Or any less male.

Or white.

You are who you are – so what are you going to do about it?


Because when you make it out of the closet,

You do so by shedding the shackles of what people may have expected from the ‘old you’.

To the outside world, it looks like you’ve ‘changed’,

When in reality, you’re more you than you ever have been before,

It’s just that now, everyone else is invited to see the real you too.

So to go back to denying your reality all over again to fit some external expectations of what a gay man ‘should be’ can feel like the worst case of déjà vu –

Like coming out of one closet only to walk right on into the next one.

Because once you’ve given yourself that initial taste of true freedom,

It’s hard to go back to putting parameters on how ‘you’ you will be for the sake of other people.

Besides, it’s too hard to keep up with what other people want from us.

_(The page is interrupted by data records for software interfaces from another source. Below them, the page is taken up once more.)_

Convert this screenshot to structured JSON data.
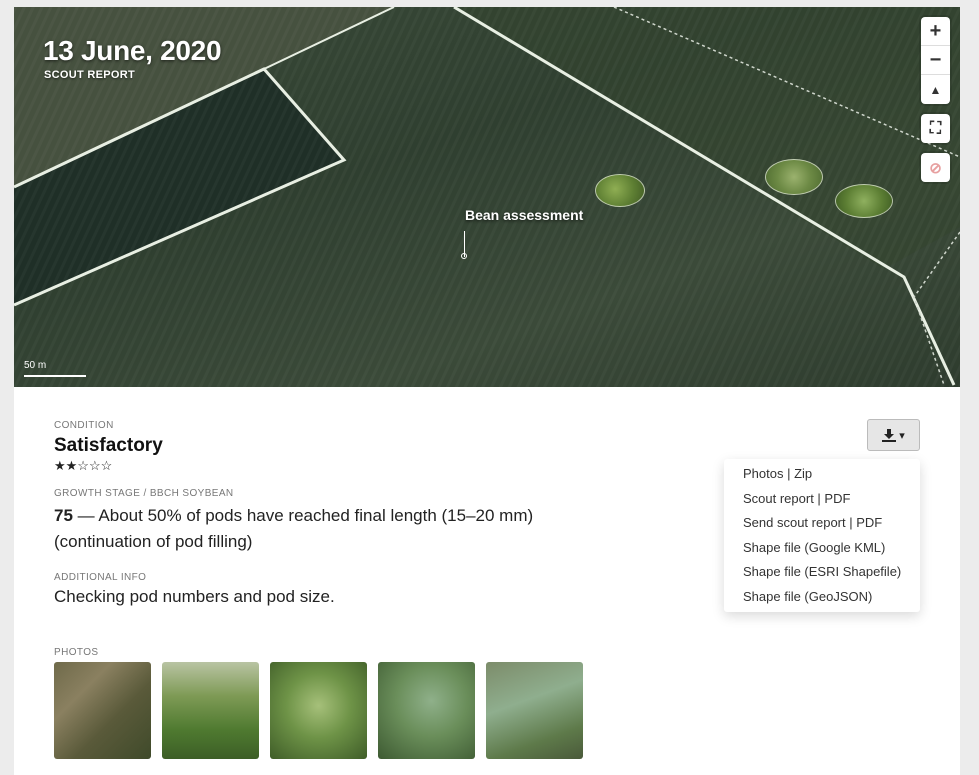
{
  "map": {
    "date": "13 June, 2020",
    "subtitle": "SCOUT REPORT",
    "marker_label": "Bean assessment",
    "scale_label": "50 m",
    "controls": {
      "zoom_in": "+",
      "zoom_out": "−",
      "compass": "▲",
      "fullscreen": "⛶",
      "toggle_layer": "⊘"
    }
  },
  "condition": {
    "label": "CONDITION",
    "value": "Satisfactory",
    "stars": "★★☆☆☆",
    "rating": 2,
    "max_rating": 5
  },
  "growth_stage": {
    "label": "GROWTH STAGE / BBCH SOYBEAN",
    "code": "75",
    "description": " — About 50% of pods have reached final length (15–20 mm) (continuation of pod filling)"
  },
  "additional_info": {
    "label": "ADDITIONAL INFO",
    "text": "Checking pod numbers and pod size."
  },
  "photos": {
    "label": "PHOTOS",
    "count": 5
  },
  "download": {
    "button_icon": "download-icon",
    "caret": "▾",
    "menu": [
      "Photos | Zip",
      "Scout report | PDF",
      "Send scout report | PDF",
      "Shape file (Google KML)",
      "Shape file (ESRI Shapefile)",
      "Shape file (GeoJSON)"
    ]
  }
}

There will never be one consensus, no one will ever completely agree, and we’d be constantly shedding parts of ourselves, adding new layers, then shedding those too.

So the best cure is to be completely and utterly who we are on the inside.

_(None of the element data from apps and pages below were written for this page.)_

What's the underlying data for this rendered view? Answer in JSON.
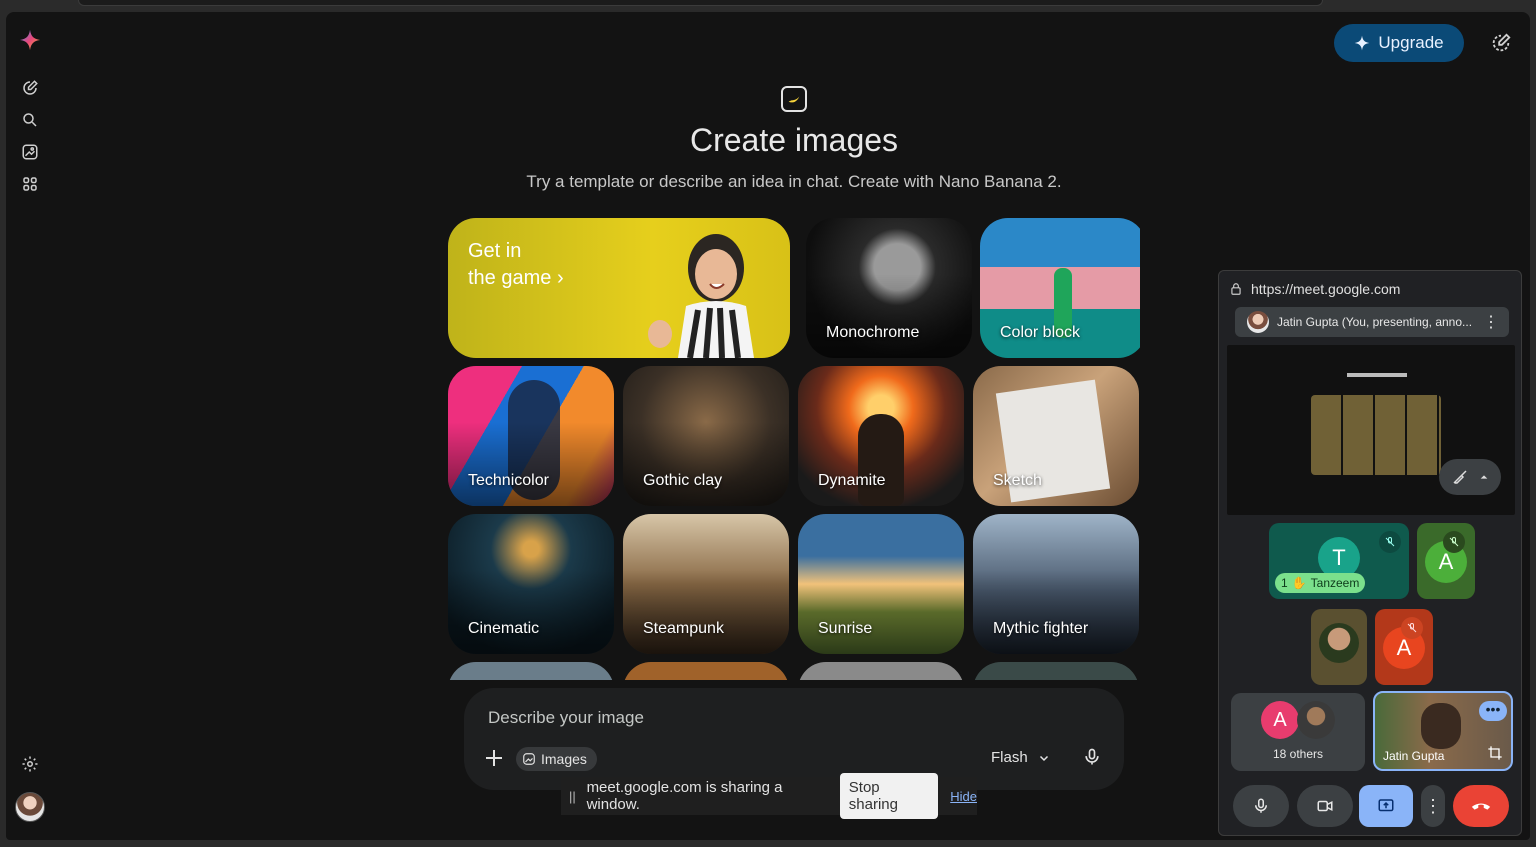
{
  "header": {
    "upgrade_label": "Upgrade"
  },
  "hero": {
    "title": "Create images",
    "subtitle": "Try a template or describe an idea in chat. Create with Nano Banana 2."
  },
  "templates": [
    {
      "label_line1": "Get in",
      "label_line2": "the game",
      "chevron": "›"
    },
    {
      "label": "Monochrome"
    },
    {
      "label": "Color block"
    },
    {
      "label": "Technicolor"
    },
    {
      "label": "Gothic clay"
    },
    {
      "label": "Dynamite"
    },
    {
      "label": "Sketch"
    },
    {
      "label": "Cinematic"
    },
    {
      "label": "Steampunk"
    },
    {
      "label": "Sunrise"
    },
    {
      "label": "Mythic fighter"
    }
  ],
  "composer": {
    "placeholder": "Describe your image",
    "chip_label": "Images",
    "model_label": "Flash"
  },
  "share_bar": {
    "message": "meet.google.com is sharing a window.",
    "stop_label": "Stop sharing",
    "hide_label": "Hide"
  },
  "meet": {
    "url": "https://meet.google.com",
    "presenter_label": "Jatin Gupta (You, presenting, anno...",
    "participants": [
      {
        "initial": "T",
        "name": "Tanzeem",
        "hand_label": "1"
      },
      {
        "initial": "A"
      },
      {
        "initial": "A"
      }
    ],
    "others_initial": "A",
    "others_label": "18 others",
    "self_name": "Jatin Gupta"
  },
  "colors": {
    "background": "#131313",
    "upgrade_bg": "#0b4a77",
    "end_call": "#ea4335",
    "present_active": "#8ab4f8",
    "tanzeem_tile": "#0f5a4d",
    "a_green": "#3f8f3a",
    "a_red": "#e8451f",
    "a_pink": "#e83c6e"
  }
}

Our truest self.

Because that’s when the fun really starts…


Life’s too short to deny ourselves the simple pleasures.

Because pleasures in life are really all we have.

The only balm to a world that can oftentimes be too cruel to comprehend.

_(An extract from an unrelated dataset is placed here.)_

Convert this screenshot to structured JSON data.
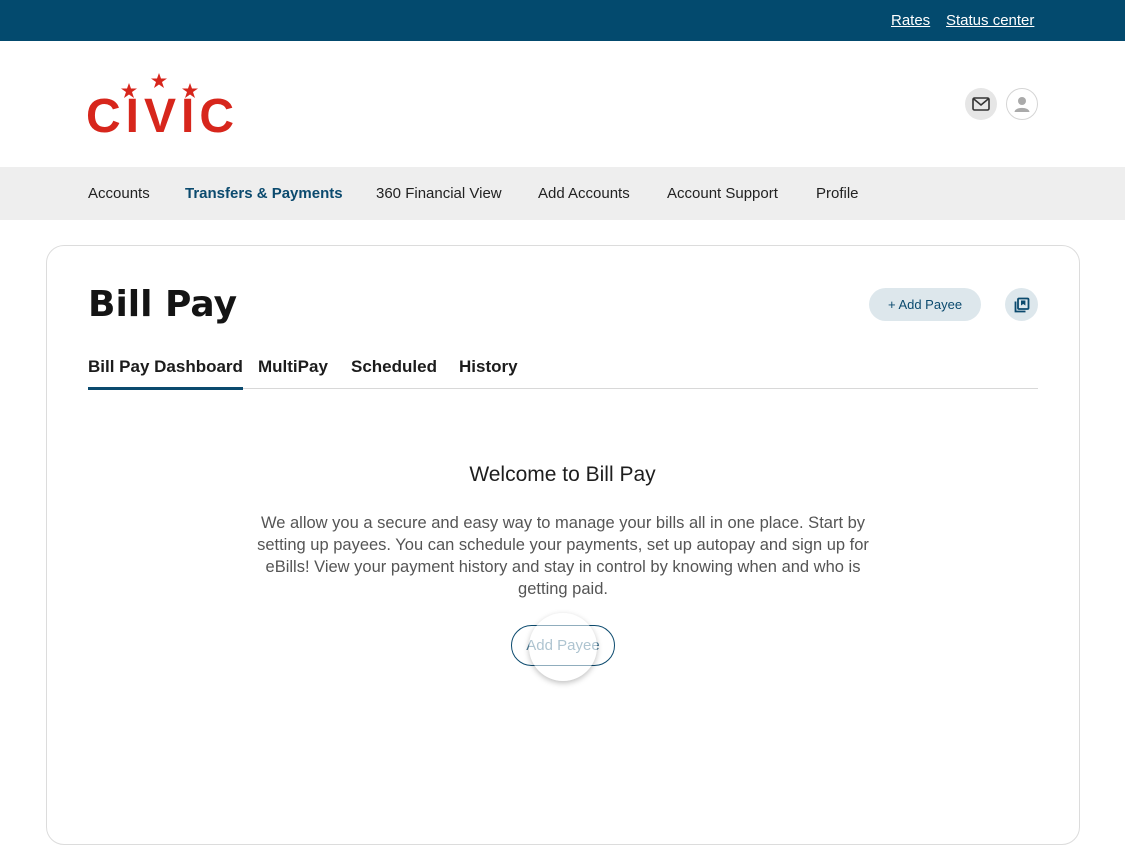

So if we live to appease everyone else’s opinions,

We will end up having never really lived at all.

And the things I do, the things I love,

They are what makes me who I am.

And are what make me great,

And new.

Those things are like my skeleton.

A part of my DNA.

The things that I am built upon, too far deep inside of me to ever be truly tampered with.

And no matter how hard you may try, you can’t change your skeleton.

You can’t change the way you’re made.

You can try – sure.

With all manner of masks and disguises,

But what is underneath will always remain,

No matter what.

And that is who you will go to bed with every night,

And who you will wake up as – day after day after day.

And if I choose to hide these things,

Deem them shameful or embarrassing,

All it does is pass on the shame I feel on to someone else,

Who will have to fight their own battles with the exact same thing.

So I choose to live for them (but more importantly, for me).

I choose to be happy –

I choose to be the stereotype.


We’ve been saying it for years now,

That ‘Love is Love’,

That all love is equal, that all love is real, and that love should come without shame or consequence.

Love for ourselves, love for the world around us – and an unapologetic love for the things that we…love.

Because love is everything we should be striving for right now.

In a world marred with wars, endless hatred, and pandemics,

Where the joys of our lives can be snatched away by external forces at any moment

– why would we ever give them up earlier than we need to?

Besides, I’d rather be able to share and revel in the joys of my life so that others can too,

Than be an empty frame, too afraid to offer up what colours my world.

Because to love something is the greatest gift we not only give to ourselves,

But that we give to the world too.

Because when we love something,

It lights us up,

And so then the world around us lights up too.

We shine when we have it, when we talk about it, or when we experience it.

And whether it’s a film, our dog, a place in the world, or that one Taylor Swift song we simply can’t get enough of –

Being a source of light, of joy, of happiness in the world,

Is exactly the antidote to a whole bunch of the problems we have right now.

It’s a cliché, I know…but isn’t that kind of the point?


Who I am now – the stereotype,

I’m everything now that my 16-year-old self would hate.

I’m making it ‘too obvious’,

Putting myself out there too much,

Which will inevitably get me hurt by something that someone else says.

But amidst the hatred that he’d have for me, stemming purely from a place of severe fear, self-preservation and self-loathing,

What I have now that he doesn’t – is happiness.

True, honest, happiness.

A pride in oneself that he hasn’t found yet,

A peace in knowing exactly who he’s meant to be.

So this is for him.

All of it.

Everything he’d tell me not to do.

Everything he’d tell me not to be.

Because I know that deep down, I’m living out his dream right now.

In fact – I’m going to go get a little gayer,

Just for him.

A real stereotype.